Exercise objective :: Determine which lines of the records include the word "color", and copy them.

Input ::

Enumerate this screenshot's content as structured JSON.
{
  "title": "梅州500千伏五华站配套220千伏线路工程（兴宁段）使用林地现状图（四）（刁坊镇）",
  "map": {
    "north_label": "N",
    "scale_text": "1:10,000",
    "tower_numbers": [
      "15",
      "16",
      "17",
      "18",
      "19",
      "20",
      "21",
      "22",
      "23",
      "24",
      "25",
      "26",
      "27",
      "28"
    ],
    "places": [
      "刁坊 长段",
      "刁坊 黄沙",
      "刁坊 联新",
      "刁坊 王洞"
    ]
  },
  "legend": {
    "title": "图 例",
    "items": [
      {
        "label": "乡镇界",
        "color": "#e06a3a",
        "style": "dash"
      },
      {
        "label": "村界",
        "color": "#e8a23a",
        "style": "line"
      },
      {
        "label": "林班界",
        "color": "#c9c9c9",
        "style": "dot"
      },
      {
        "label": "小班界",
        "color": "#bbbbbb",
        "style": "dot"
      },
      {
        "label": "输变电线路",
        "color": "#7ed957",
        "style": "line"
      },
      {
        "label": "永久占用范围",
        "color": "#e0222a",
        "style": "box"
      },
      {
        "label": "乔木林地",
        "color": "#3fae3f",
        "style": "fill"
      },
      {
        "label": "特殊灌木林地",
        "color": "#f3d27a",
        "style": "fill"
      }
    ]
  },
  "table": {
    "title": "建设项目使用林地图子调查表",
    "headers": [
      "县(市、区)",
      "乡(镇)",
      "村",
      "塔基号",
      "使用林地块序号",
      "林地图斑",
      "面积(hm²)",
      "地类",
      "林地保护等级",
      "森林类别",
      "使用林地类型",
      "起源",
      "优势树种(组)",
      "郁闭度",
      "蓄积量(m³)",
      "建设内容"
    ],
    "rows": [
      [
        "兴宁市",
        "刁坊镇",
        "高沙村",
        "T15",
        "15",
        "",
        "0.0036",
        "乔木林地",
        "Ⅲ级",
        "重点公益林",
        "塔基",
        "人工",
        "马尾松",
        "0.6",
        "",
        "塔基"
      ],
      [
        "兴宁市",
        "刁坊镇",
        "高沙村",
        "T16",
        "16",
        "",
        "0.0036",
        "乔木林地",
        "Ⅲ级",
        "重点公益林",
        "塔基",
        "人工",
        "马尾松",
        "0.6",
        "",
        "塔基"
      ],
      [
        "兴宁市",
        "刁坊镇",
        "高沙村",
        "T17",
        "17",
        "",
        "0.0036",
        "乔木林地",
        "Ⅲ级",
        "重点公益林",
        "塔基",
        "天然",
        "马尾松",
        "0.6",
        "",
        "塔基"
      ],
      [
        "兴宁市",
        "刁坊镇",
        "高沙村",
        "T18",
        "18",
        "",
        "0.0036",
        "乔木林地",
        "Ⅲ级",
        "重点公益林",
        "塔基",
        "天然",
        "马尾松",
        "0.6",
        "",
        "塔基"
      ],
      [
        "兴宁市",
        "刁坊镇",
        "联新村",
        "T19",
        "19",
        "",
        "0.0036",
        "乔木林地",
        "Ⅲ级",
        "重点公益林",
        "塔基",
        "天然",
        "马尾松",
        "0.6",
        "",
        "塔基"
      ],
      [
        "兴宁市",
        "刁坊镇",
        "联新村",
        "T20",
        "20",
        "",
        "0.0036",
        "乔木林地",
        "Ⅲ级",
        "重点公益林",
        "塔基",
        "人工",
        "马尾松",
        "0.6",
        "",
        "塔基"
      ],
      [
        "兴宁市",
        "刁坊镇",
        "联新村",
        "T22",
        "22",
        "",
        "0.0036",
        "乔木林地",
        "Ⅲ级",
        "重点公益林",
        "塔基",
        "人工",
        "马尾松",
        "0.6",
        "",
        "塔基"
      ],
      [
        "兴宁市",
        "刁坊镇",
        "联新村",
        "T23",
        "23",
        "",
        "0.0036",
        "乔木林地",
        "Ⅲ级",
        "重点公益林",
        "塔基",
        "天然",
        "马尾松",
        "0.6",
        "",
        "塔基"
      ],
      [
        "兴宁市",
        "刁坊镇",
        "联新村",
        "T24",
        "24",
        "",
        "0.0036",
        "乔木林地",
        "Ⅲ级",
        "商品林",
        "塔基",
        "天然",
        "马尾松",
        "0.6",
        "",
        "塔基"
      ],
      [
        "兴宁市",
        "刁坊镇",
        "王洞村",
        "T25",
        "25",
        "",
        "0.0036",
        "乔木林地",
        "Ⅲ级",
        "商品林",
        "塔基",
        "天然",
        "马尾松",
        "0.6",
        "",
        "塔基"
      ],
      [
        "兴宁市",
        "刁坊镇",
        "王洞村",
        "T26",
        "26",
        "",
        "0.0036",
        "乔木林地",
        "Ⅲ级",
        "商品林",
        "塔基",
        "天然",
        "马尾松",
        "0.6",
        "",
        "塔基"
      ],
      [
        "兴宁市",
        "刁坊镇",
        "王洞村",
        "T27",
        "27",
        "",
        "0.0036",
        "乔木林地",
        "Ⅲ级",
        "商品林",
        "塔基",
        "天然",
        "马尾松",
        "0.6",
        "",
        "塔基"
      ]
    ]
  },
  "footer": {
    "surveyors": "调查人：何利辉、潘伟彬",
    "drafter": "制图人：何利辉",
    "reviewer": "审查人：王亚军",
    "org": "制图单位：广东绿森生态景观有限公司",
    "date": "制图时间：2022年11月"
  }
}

Reply to the exercise ::
        "color": "#e06a3a",
        "color": "#e8a23a",
        "color": "#c9c9c9",
        "color": "#bbbbbb",
        "color": "#7ed957",
        "color": "#e0222a",
        "color": "#3fae3f",
        "color": "#f3d27a",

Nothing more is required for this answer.